More than 60 percent of the moving complaints received at the TxDMV deal with unlicensed movers. To operate legally, a moving company must display a valid TxDMV or United States Department of Transportation (USDOT) license number on the truck.
"It is of utmost importance that we educate consumers today with the start of National Moving Month, the beginning of the summer moving season and the time of year when Texans are most likely to hire a moving company," said SMA’s Executive Director John D. Esparza. "Illegal and unethical, fly-by-night moving operators think of summer as prime time to prey on unsuspecting Texans and we will not tolerate these heinous actions."
Linda Bauer Darr, president and chief executive officer of the American Moving & Storage Association in Alexandria, Va., the industry’s national trade group, said moving scams are a national problem. With so many things on the move "to-do list" people often don’t spend the time investigating who they are about to hire.
"They need to stop for a minute and ask themselves ‘Who am I about to let into my home?’ because it might just be some guy living in a basement or with a criminal record who is going to show up with a rented moving truck to cart off everything you own," she said.
Assistant Chief John Trevino of the Houston Police Department’s Special Investigation Command said he knows where Texans should never hire a mover: Free Internet advertising sites.
"The most important piece of advice I can offer those planning a move is not to hire your mover from a free Internet advertisement," he said.
In March, the Houston Police Department arrested two men suspected of using hostage tactics in Houston, San Antonio, Dallas and Austin. The pair ran an unlicensed moving operation that promised cheap moves, but held customers’ household goods hostage, demanding hundreds of dollars in additional money before they would unload the truck. If a customer refused to pay, the truck drove off.
In the past, police departments across Texas felt hamstrung and unable to help victims of moving scams because of the lack of accountability in the law. Unlicensed movers would show a contract riddled with hidden fees but signed by the customer. Under a new state law, unlicensed movers can receive up to a $4,000 fine and a year in jail for operating illegally in the state.
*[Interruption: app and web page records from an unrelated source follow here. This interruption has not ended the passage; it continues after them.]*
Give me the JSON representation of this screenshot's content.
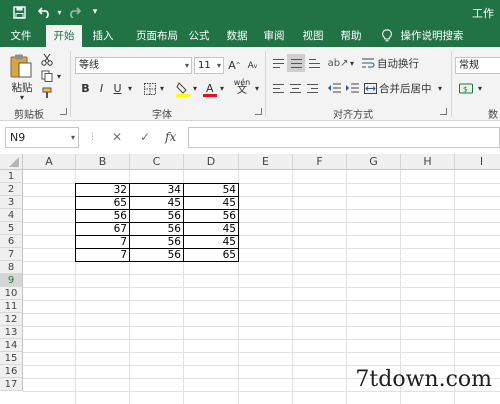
{
  "title_bar": {
    "title": "工作",
    "save_icon": "save-icon",
    "undo_icon": "undo-icon",
    "redo_icon": "redo-icon",
    "customize_icon": "customize-qat-icon"
  },
  "tabs": [
    {
      "label": "文件"
    },
    {
      "label": "开始"
    },
    {
      "label": "插入"
    },
    {
      "label": "页面布局"
    },
    {
      "label": "公式"
    },
    {
      "label": "数据"
    },
    {
      "label": "审阅"
    },
    {
      "label": "视图"
    },
    {
      "label": "帮助"
    },
    {
      "label": "操作说明搜索"
    }
  ],
  "active_tab": "开始",
  "ribbon": {
    "clipboard": {
      "paste_label": "粘贴",
      "group_label": "剪贴板"
    },
    "font": {
      "font_name": "等线",
      "font_size": "11",
      "bold": "B",
      "italic": "I",
      "underline": "U",
      "phonetic": "wén",
      "group_label": "字体"
    },
    "alignment": {
      "wrap_text": "自动换行",
      "merge_center": "合并后居中",
      "group_label": "对齐方式"
    },
    "number": {
      "format": "常规",
      "group_label": "数"
    }
  },
  "formula_bar": {
    "name_box": "N9",
    "cancel": "✕",
    "enter": "✓",
    "fx": "fx",
    "value": ""
  },
  "sheet": {
    "columns": [
      "A",
      "B",
      "C",
      "D",
      "E",
      "F",
      "G",
      "H",
      "I"
    ],
    "rows": [
      "1",
      "2",
      "3",
      "4",
      "5",
      "6",
      "7",
      "8",
      "9",
      "10",
      "11",
      "12",
      "13",
      "14",
      "15",
      "16",
      "17"
    ],
    "selected_row": "9",
    "data": [
      [
        "32",
        "34",
        "54"
      ],
      [
        "65",
        "45",
        "45"
      ],
      [
        "56",
        "56",
        "56"
      ],
      [
        "67",
        "56",
        "45"
      ],
      [
        "7",
        "56",
        "45"
      ],
      [
        "7",
        "56",
        "65"
      ]
    ]
  },
  "watermark": "7tdown.com",
  "colors": {
    "accent": "#217346",
    "ribbon_bg": "#f3f3f3",
    "font_color_bar": "#e81123",
    "highlight_bar": "#ffff00"
  }
}
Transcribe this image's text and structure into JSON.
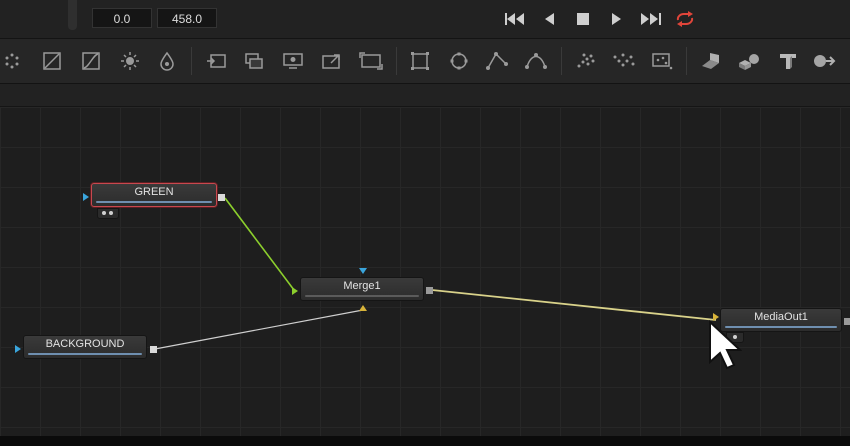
{
  "time_ruler": {
    "start_time": "0.0",
    "end_time": "458.0"
  },
  "transport": {
    "buttons": [
      "skip-to-start",
      "play-reverse",
      "stop",
      "play-forward",
      "skip-to-end",
      "loop"
    ],
    "loop_color": "#e0453a"
  },
  "toolbar": {
    "tools": [
      "particles",
      "color-corrector",
      "curves",
      "brightness-contrast",
      "blur",
      "loader",
      "merge-layers",
      "media-out",
      "transform",
      "resize",
      "rectangle-mask",
      "ellipse-mask",
      "polygon-mask",
      "bspline-mask",
      "pemitter",
      "prender",
      "pimage",
      "shape-3d",
      "merge-3d",
      "text-3d",
      "renderer-3d"
    ]
  },
  "flow": {
    "nodes": [
      {
        "id": "green",
        "label": "GREEN",
        "selected": true
      },
      {
        "id": "merge1",
        "label": "Merge1",
        "selected": false
      },
      {
        "id": "background",
        "label": "BACKGROUND",
        "selected": false
      },
      {
        "id": "mediaout1",
        "label": "MediaOut1",
        "selected": false
      }
    ],
    "connections": [
      {
        "from": "GREEN",
        "to": "Merge1",
        "input": "foreground",
        "color": "#8ccf2d"
      },
      {
        "from": "BACKGROUND",
        "to": "Merge1",
        "input": "background",
        "color": "#cfcfcf"
      },
      {
        "from": "Merge1",
        "to": "MediaOut1",
        "input": "input",
        "color": "#d9d28a"
      }
    ],
    "selection_color": "#c8484e",
    "grid_color": "#272727"
  }
}
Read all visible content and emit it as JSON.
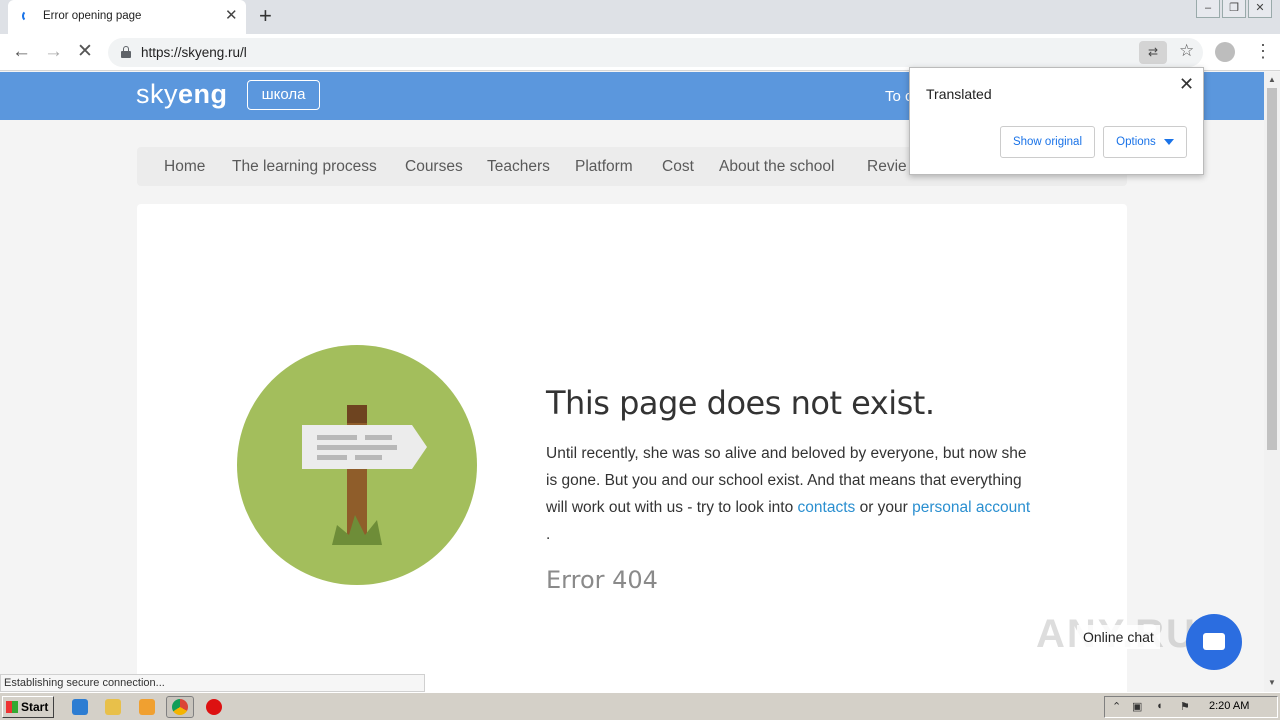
{
  "browser": {
    "tab_title": "Error opening page",
    "url": "https://skyeng.ru/l",
    "icons": [
      "back-arrow-icon",
      "forward-arrow-icon",
      "stop-icon",
      "lock-icon",
      "translate-icon",
      "star-icon",
      "profile-icon",
      "menu-kebab-icon"
    ]
  },
  "site": {
    "logo_light": "sky",
    "logo_bold": "eng",
    "school_badge": "школа",
    "header_cta": "To c",
    "nav": [
      "Home",
      "The learning process",
      "Courses",
      "Teachers",
      "Platform",
      "Cost",
      "About the school",
      "Revie"
    ],
    "colors": {
      "header": "#5b97dd",
      "illustration": "#a3be5c",
      "link": "#2a8fd0"
    }
  },
  "error": {
    "title": "This page does not exist.",
    "text_1": "Until recently, she was so alive and beloved by everyone, but now she is gone. But you and our school exist. And that means that everything will work out with us - try to look into ",
    "link_contacts": "contacts",
    "text_2": " or your ",
    "link_account": "personal account",
    "text_3": " .",
    "code": "Error 404"
  },
  "translate_popup": {
    "title": "Translated",
    "show_original": "Show original",
    "options": "Options"
  },
  "status_bar": "Establishing secure connection...",
  "chat": {
    "label": "Online chat"
  },
  "taskbar": {
    "start": "Start",
    "time": "2:20 AM"
  },
  "watermark": "ANY.RUN"
}
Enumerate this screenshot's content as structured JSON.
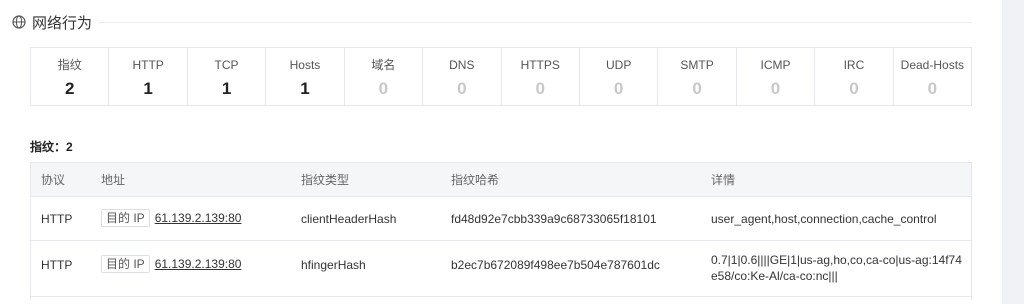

Trevino encouraged police departments throughout the state to use the law, and to also consider using their cyber-crimes units to pro-actively find illegal movers.
However, Trevino added, it will take more than the police to run illegal moving operations out of the state.
"One police department cannot solve the state’s problem with illegal movers, but all of us working together -- law enforcement, lawmakers, the TxDMV, the moving industry, and Texas citizens -- can make sure illegal operators know there is no business for them in the Lone Star State and anyone who tries will be prosecuted under the law," he said.
TxDMV Enforcement Director Bill Harbeson said the agency is working to educate police and sheriff’s departments on the new law, and is stepping up its efforts to inform Texans how to avoid hiring an illegal operator with its "Don’t Make a Move Without Us!" consumer awareness program.
Before hiring a moving company, Texans can find out whether the company is licensed by going to Moving Companies on the TxDMV website (www.TxDMV.gov).
"The best protection is to know who you are dealing with before the move starts," Harbeson said. "Do not be a victim."
To learn how to hire a reputable Texas moving company, go to:
- Texas Department of Motor Vehicles, www.TxDMV.gov
- Southwest Movers Association, www.texasmover.com
- Better Business Bureau
For out of state moves, more information is available from:
- American Moving & Storage Association, www.moving.org
- Federal Motor Carrier Safety Administration, www.fmcsa.dot.gov